As her dream self died in a breath, she opened her eyes to meet her husband’s still young face. Penny smiled and caressed her fingertips over the bristles he’d neglected to shave on his jaw and kissed him gently. His eyes eased open and he smiled wearily, gazing adoringly into the only eyes he’d ever loved as deeply as he did for her.
“Hi,” she whispered hoarsely. He pressed his lips to her forehead.
“Hi,” he replied, hugging her gingerly. “Did you sleep well?” His voice sounded road-weary with the stress he’d carried on his shoulders in the past months.

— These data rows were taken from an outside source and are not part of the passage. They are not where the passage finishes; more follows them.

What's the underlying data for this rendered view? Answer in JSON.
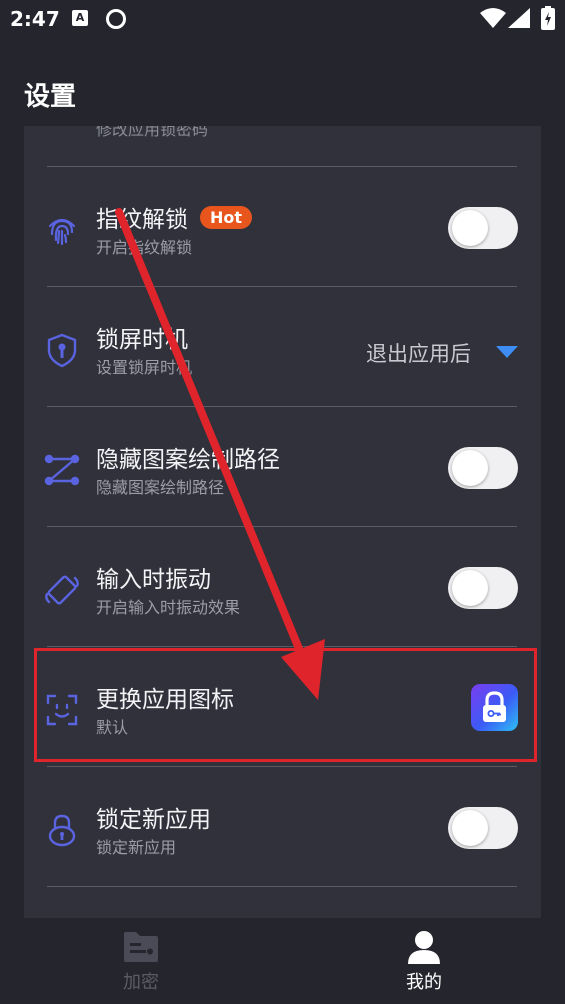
{
  "status_bar": {
    "time": "2:47",
    "notification_glyph": "A"
  },
  "header": {
    "title": "设置"
  },
  "card": {
    "cut_off_label": "修改应用锁密码",
    "rows": [
      {
        "title": "指纹解锁",
        "badge": "Hot",
        "subtitle": "开启指纹解锁",
        "icon": "fingerprint-icon",
        "control": "toggle",
        "enabled": false
      },
      {
        "title": "锁屏时机",
        "subtitle": "设置锁屏时机",
        "icon": "shield-key-icon",
        "control": "dropdown",
        "value": "退出应用后"
      },
      {
        "title": "隐藏图案绘制路径",
        "subtitle": "隐藏图案绘制路径",
        "icon": "pattern-path-icon",
        "control": "toggle",
        "enabled": false
      },
      {
        "title": "输入时振动",
        "subtitle": "开启输入时振动效果",
        "icon": "vibration-icon",
        "control": "toggle",
        "enabled": false
      },
      {
        "title": "更换应用图标",
        "subtitle": "默认",
        "icon": "face-scan-icon",
        "control": "app-icon-preview"
      },
      {
        "title": "锁定新应用",
        "subtitle": "锁定新应用",
        "icon": "padlock-icon",
        "control": "toggle",
        "enabled": false
      }
    ]
  },
  "bottom_nav": {
    "items": [
      {
        "label": "加密",
        "icon": "encrypt-folder-icon",
        "active": false
      },
      {
        "label": "我的",
        "icon": "profile-icon",
        "active": true
      }
    ]
  },
  "colors": {
    "background": "#24252d",
    "card": "#30313b",
    "accent": "#4f5bd5",
    "hot_badge": "#e8561e",
    "annotation": "#e0242b"
  }
}
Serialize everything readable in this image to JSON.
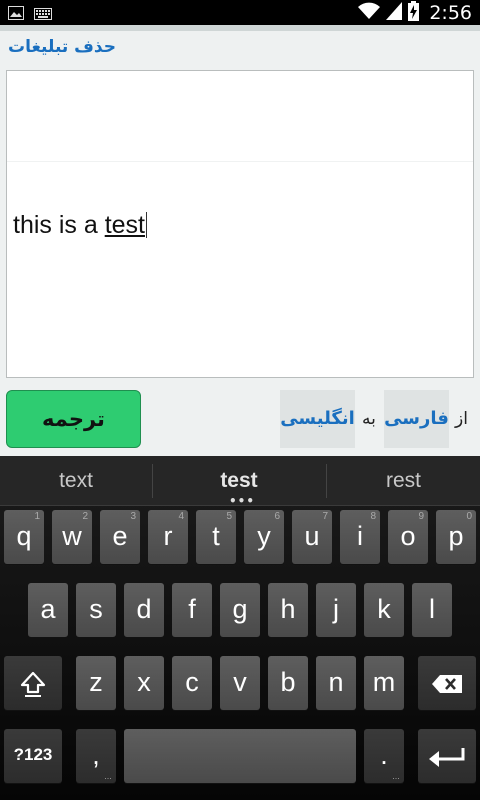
{
  "status_bar": {
    "time": "2:56",
    "icons": [
      "image-notification-icon",
      "keyboard-notification-icon",
      "wifi-icon",
      "signal-icon",
      "battery-charging-icon"
    ]
  },
  "app": {
    "remove_ads": "حذف تبلیغات",
    "input_text_plain": "this is a ",
    "input_text_composing": "test",
    "translate_button": "ترجمه",
    "from_word": "از",
    "from_language": "فارسی",
    "to_word": "به",
    "to_language": "انگلیسی"
  },
  "keyboard": {
    "suggestions": [
      "text",
      "test",
      "rest"
    ],
    "row1": [
      {
        "label": "q",
        "hint": "1"
      },
      {
        "label": "w",
        "hint": "2"
      },
      {
        "label": "e",
        "hint": "3"
      },
      {
        "label": "r",
        "hint": "4"
      },
      {
        "label": "t",
        "hint": "5"
      },
      {
        "label": "y",
        "hint": "6"
      },
      {
        "label": "u",
        "hint": "7"
      },
      {
        "label": "i",
        "hint": "8"
      },
      {
        "label": "o",
        "hint": "9"
      },
      {
        "label": "p",
        "hint": "0"
      }
    ],
    "row2": [
      "a",
      "s",
      "d",
      "f",
      "g",
      "h",
      "j",
      "k",
      "l"
    ],
    "row3": [
      "z",
      "x",
      "c",
      "v",
      "b",
      "n",
      "m"
    ],
    "symbols_key": "?123",
    "comma_key": ",",
    "period_key": ".",
    "more_mark": "…"
  },
  "colors": {
    "accent_blue": "#1a6fbf",
    "translate_green": "#2ecc71"
  }
}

Nodding vaguely, her eyes flickered down to stare into another world, she mumbled between steady breaths. “I dreamt. It was nice. There were some memories... some good... most bad... An’ I saw the future.” She smiled at the thought and sucked in a racked breath before continuing.
“We get to grow old together, Ben. We’ll spend our 25th anniversary in Cancun, and we’ll have a daughter, who’ll give us two beautiful grandchildren. She and I’ll fight sometimes... we’ll be too much alike, her and I... but you’ll always be there to cheer me up after. You’ll get to see me when I’m old and wrinkly and fat, and you’ll be a bronzed god with wrinkles.”
Ben laughed at that and squeezed her. “Sounds blissful,” he replied, catching her gaze and holding it.
“I love you, Ben,” she whispered, almost out of breath from the exertion it took to speak.
“I love you too, Penny. Ben and Pen forever, right?” he said, reminding her of the joke their friends had made.
“Right,” she mumbled, closing her eyes.
“It’s eleven-eleven, Penny,” Ben said quietly, his lips brushing over her eyelids as he spoke, unable to hold back the pain in his voice. “Don’t forget me, okay?”
Her voice fell to a barely audible whisper. “I could never forget you, Ben. There’s too much to do to forget you now.” Slowly, her mind tugged at her, pulling her back into darkness. Contented, as though she’d already lived the life she’d seen in her dreams, she let herself slip away, only vaguely aware of the love of her life whispering to her. Calmly, Penny Stone breathed in the sweetest air she’d ever tasted and let it go for the last time on a sigh.